** Opening WORKING DATA block **

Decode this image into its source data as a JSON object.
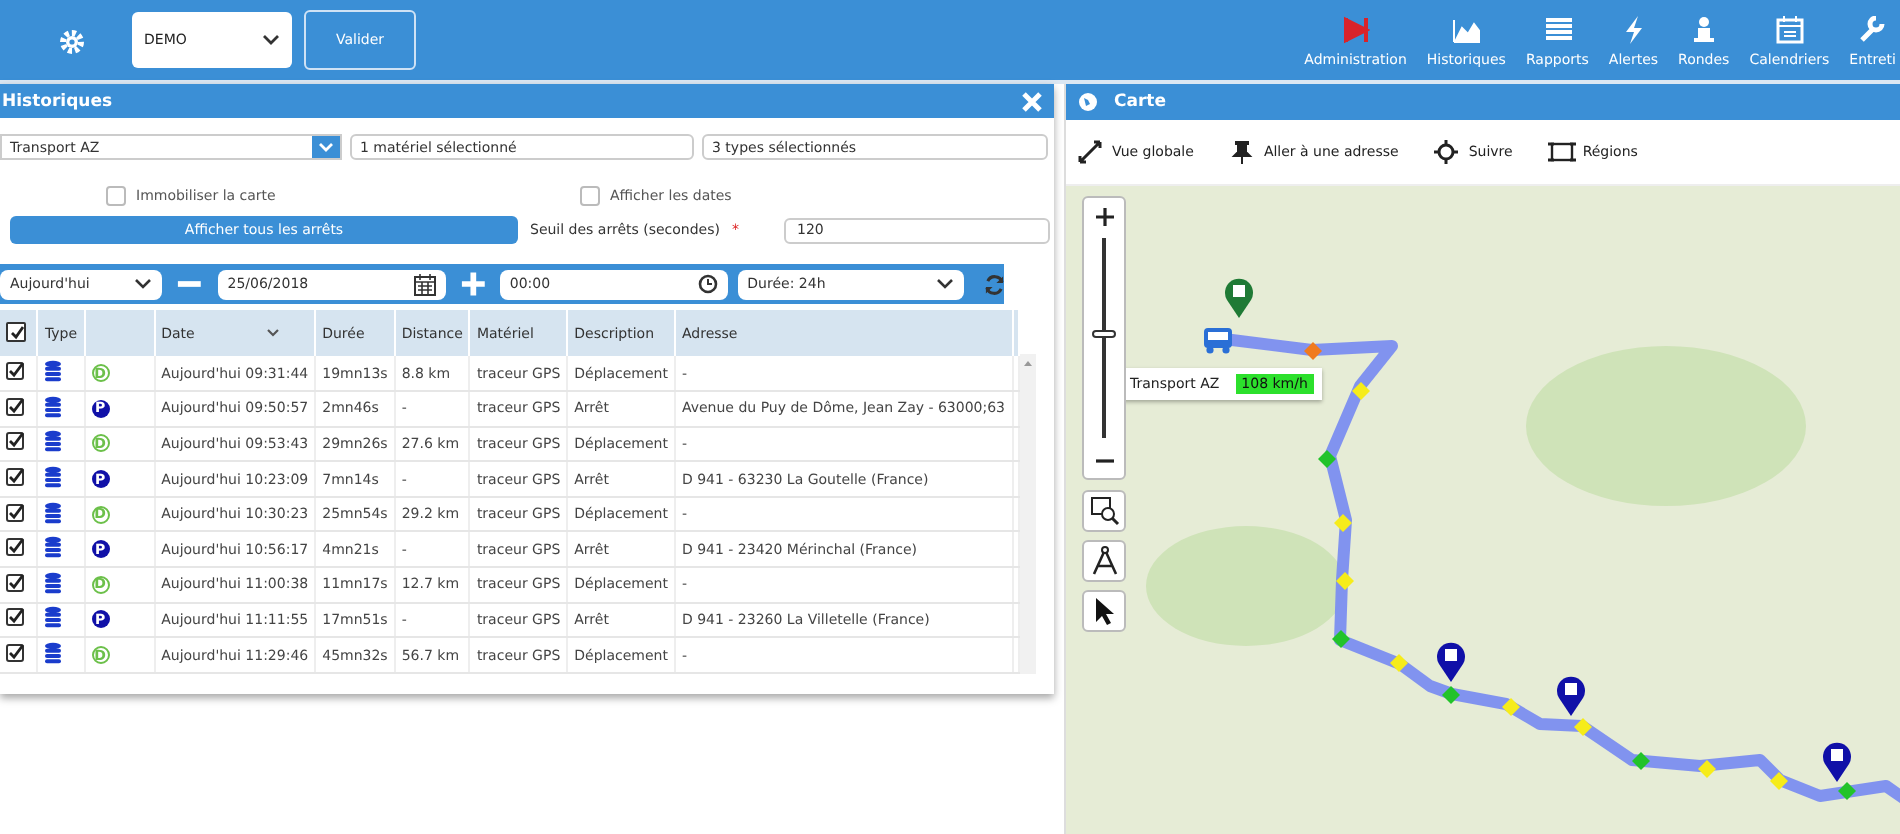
{
  "topbar": {
    "account": {
      "value": "DEMO"
    },
    "validate_button": "Valider",
    "nav": [
      {
        "label": "Administration"
      },
      {
        "label": "Historiques"
      },
      {
        "label": "Rapports"
      },
      {
        "label": "Alertes"
      },
      {
        "label": "Rondes"
      },
      {
        "label": "Calendriers"
      },
      {
        "label": "Entreti"
      }
    ]
  },
  "history_panel": {
    "title": "Historiques",
    "vehicle_select": {
      "value": "Transport AZ"
    },
    "equipment_select": {
      "value": "1 matériel sélectionné"
    },
    "types_select": {
      "value": "3 types sélectionnés"
    },
    "options": [
      {
        "label": "Immobiliser la carte",
        "checked": false
      },
      {
        "label": "Afficher les dates",
        "checked": false
      }
    ],
    "show_all_button": "Afficher tous les arrêts",
    "threshold": {
      "label": "Seuil des arrêts (secondes)",
      "required_mark": "*",
      "value": "120"
    },
    "period": {
      "value": "Aujourd'hui"
    },
    "date": {
      "value": "25/06/2018"
    },
    "time": {
      "value": "00:00"
    },
    "duration": {
      "value": "Durée: 24h"
    },
    "table": {
      "all_checked": true,
      "columns": [
        "Type",
        "Date",
        "Durée",
        "Distance",
        "Matériel",
        "Description",
        "Adresse"
      ],
      "rows": [
        {
          "checked": true,
          "kind": "move",
          "badge": "D",
          "date": "Aujourd'hui 09:31:44",
          "duree": "19mn13s",
          "distance": "8.8 km",
          "materiel": "traceur GPS",
          "description": "Déplacement",
          "adresse": "-"
        },
        {
          "checked": true,
          "kind": "stop",
          "badge": "P",
          "date": "Aujourd'hui 09:50:57",
          "duree": "2mn46s",
          "distance": "-",
          "materiel": "traceur GPS",
          "description": "Arrêt",
          "adresse": "Avenue du Puy de Dôme, Jean Zay - 63000;63"
        },
        {
          "checked": true,
          "kind": "move",
          "badge": "D",
          "date": "Aujourd'hui 09:53:43",
          "duree": "29mn26s",
          "distance": "27.6 km",
          "materiel": "traceur GPS",
          "description": "Déplacement",
          "adresse": "-"
        },
        {
          "checked": true,
          "kind": "stop",
          "badge": "P",
          "date": "Aujourd'hui 10:23:09",
          "duree": "7mn14s",
          "distance": "-",
          "materiel": "traceur GPS",
          "description": "Arrêt",
          "adresse": "D 941 - 63230 La Goutelle (France)"
        },
        {
          "checked": true,
          "kind": "move",
          "badge": "D",
          "date": "Aujourd'hui 10:30:23",
          "duree": "25mn54s",
          "distance": "29.2 km",
          "materiel": "traceur GPS",
          "description": "Déplacement",
          "adresse": "-"
        },
        {
          "checked": true,
          "kind": "stop",
          "badge": "P",
          "date": "Aujourd'hui 10:56:17",
          "duree": "4mn21s",
          "distance": "-",
          "materiel": "traceur GPS",
          "description": "Arrêt",
          "adresse": "D 941 - 23420 Mérinchal (France)"
        },
        {
          "checked": true,
          "kind": "move",
          "badge": "D",
          "date": "Aujourd'hui 11:00:38",
          "duree": "11mn17s",
          "distance": "12.7 km",
          "materiel": "traceur GPS",
          "description": "Déplacement",
          "adresse": "-"
        },
        {
          "checked": true,
          "kind": "stop",
          "badge": "P",
          "date": "Aujourd'hui 11:11:55",
          "duree": "17mn51s",
          "distance": "-",
          "materiel": "traceur GPS",
          "description": "Arrêt",
          "adresse": "D 941 - 23260 La Villetelle (France)"
        },
        {
          "checked": true,
          "kind": "move",
          "badge": "D",
          "date": "Aujourd'hui 11:29:46",
          "duree": "45mn32s",
          "distance": "56.7 km",
          "materiel": "traceur GPS",
          "description": "Déplacement",
          "adresse": "-"
        }
      ]
    }
  },
  "map_panel": {
    "title": "Carte",
    "tools": [
      {
        "label": "Vue globale"
      },
      {
        "label": "Aller à une adresse"
      },
      {
        "label": "Suivre"
      },
      {
        "label": "Régions"
      }
    ],
    "zoom": {
      "level": 0.5
    },
    "vehicle_label": {
      "name": "Transport AZ",
      "speed": "108 km/h"
    }
  }
}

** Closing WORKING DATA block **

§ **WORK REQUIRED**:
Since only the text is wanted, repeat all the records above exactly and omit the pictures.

§ **RESPONSE TO THE EXERCISE**:
Decode this image into its source data as a JSON object.
{
  "topbar": {
    "account": {
      "value": "DEMO"
    },
    "validate_button": "Valider",
    "nav": [
      {
        "label": "Administration"
      },
      {
        "label": "Historiques"
      },
      {
        "label": "Rapports"
      },
      {
        "label": "Alertes"
      },
      {
        "label": "Rondes"
      },
      {
        "label": "Calendriers"
      },
      {
        "label": "Entreti"
      }
    ]
  },
  "history_panel": {
    "title": "Historiques",
    "vehicle_select": {
      "value": "Transport AZ"
    },
    "equipment_select": {
      "value": "1 matériel sélectionné"
    },
    "types_select": {
      "value": "3 types sélectionnés"
    },
    "options": [
      {
        "label": "Immobiliser la carte",
        "checked": false
      },
      {
        "label": "Afficher les dates",
        "checked": false
      }
    ],
    "show_all_button": "Afficher tous les arrêts",
    "threshold": {
      "label": "Seuil des arrêts (secondes)",
      "required_mark": "*",
      "value": "120"
    },
    "period": {
      "value": "Aujourd'hui"
    },
    "date": {
      "value": "25/06/2018"
    },
    "time": {
      "value": "00:00"
    },
    "duration": {
      "value": "Durée: 24h"
    },
    "table": {
      "all_checked": true,
      "columns": [
        "Type",
        "Date",
        "Durée",
        "Distance",
        "Matériel",
        "Description",
        "Adresse"
      ],
      "rows": [
        {
          "checked": true,
          "kind": "move",
          "badge": "D",
          "date": "Aujourd'hui 09:31:44",
          "duree": "19mn13s",
          "distance": "8.8 km",
          "materiel": "traceur GPS",
          "description": "Déplacement",
          "adresse": "-"
        },
        {
          "checked": true,
          "kind": "stop",
          "badge": "P",
          "date": "Aujourd'hui 09:50:57",
          "duree": "2mn46s",
          "distance": "-",
          "materiel": "traceur GPS",
          "description": "Arrêt",
          "adresse": "Avenue du Puy de Dôme, Jean Zay - 63000;63"
        },
        {
          "checked": true,
          "kind": "move",
          "badge": "D",
          "date": "Aujourd'hui 09:53:43",
          "duree": "29mn26s",
          "distance": "27.6 km",
          "materiel": "traceur GPS",
          "description": "Déplacement",
          "adresse": "-"
        },
        {
          "checked": true,
          "kind": "stop",
          "badge": "P",
          "date": "Aujourd'hui 10:23:09",
          "duree": "7mn14s",
          "distance": "-",
          "materiel": "traceur GPS",
          "description": "Arrêt",
          "adresse": "D 941 - 63230 La Goutelle (France)"
        },
        {
          "checked": true,
          "kind": "move",
          "badge": "D",
          "date": "Aujourd'hui 10:30:23",
          "duree": "25mn54s",
          "distance": "29.2 km",
          "materiel": "traceur GPS",
          "description": "Déplacement",
          "adresse": "-"
        },
        {
          "checked": true,
          "kind": "stop",
          "badge": "P",
          "date": "Aujourd'hui 10:56:17",
          "duree": "4mn21s",
          "distance": "-",
          "materiel": "traceur GPS",
          "description": "Arrêt",
          "adresse": "D 941 - 23420 Mérinchal (France)"
        },
        {
          "checked": true,
          "kind": "move",
          "badge": "D",
          "date": "Aujourd'hui 11:00:38",
          "duree": "11mn17s",
          "distance": "12.7 km",
          "materiel": "traceur GPS",
          "description": "Déplacement",
          "adresse": "-"
        },
        {
          "checked": true,
          "kind": "stop",
          "badge": "P",
          "date": "Aujourd'hui 11:11:55",
          "duree": "17mn51s",
          "distance": "-",
          "materiel": "traceur GPS",
          "description": "Arrêt",
          "adresse": "D 941 - 23260 La Villetelle (France)"
        },
        {
          "checked": true,
          "kind": "move",
          "badge": "D",
          "date": "Aujourd'hui 11:29:46",
          "duree": "45mn32s",
          "distance": "56.7 km",
          "materiel": "traceur GPS",
          "description": "Déplacement",
          "adresse": "-"
        }
      ]
    }
  },
  "map_panel": {
    "title": "Carte",
    "tools": [
      {
        "label": "Vue globale"
      },
      {
        "label": "Aller à une adresse"
      },
      {
        "label": "Suivre"
      },
      {
        "label": "Régions"
      }
    ],
    "zoom": {
      "level": 0.5
    },
    "vehicle_label": {
      "name": "Transport AZ",
      "speed": "108 km/h"
    }
  }
}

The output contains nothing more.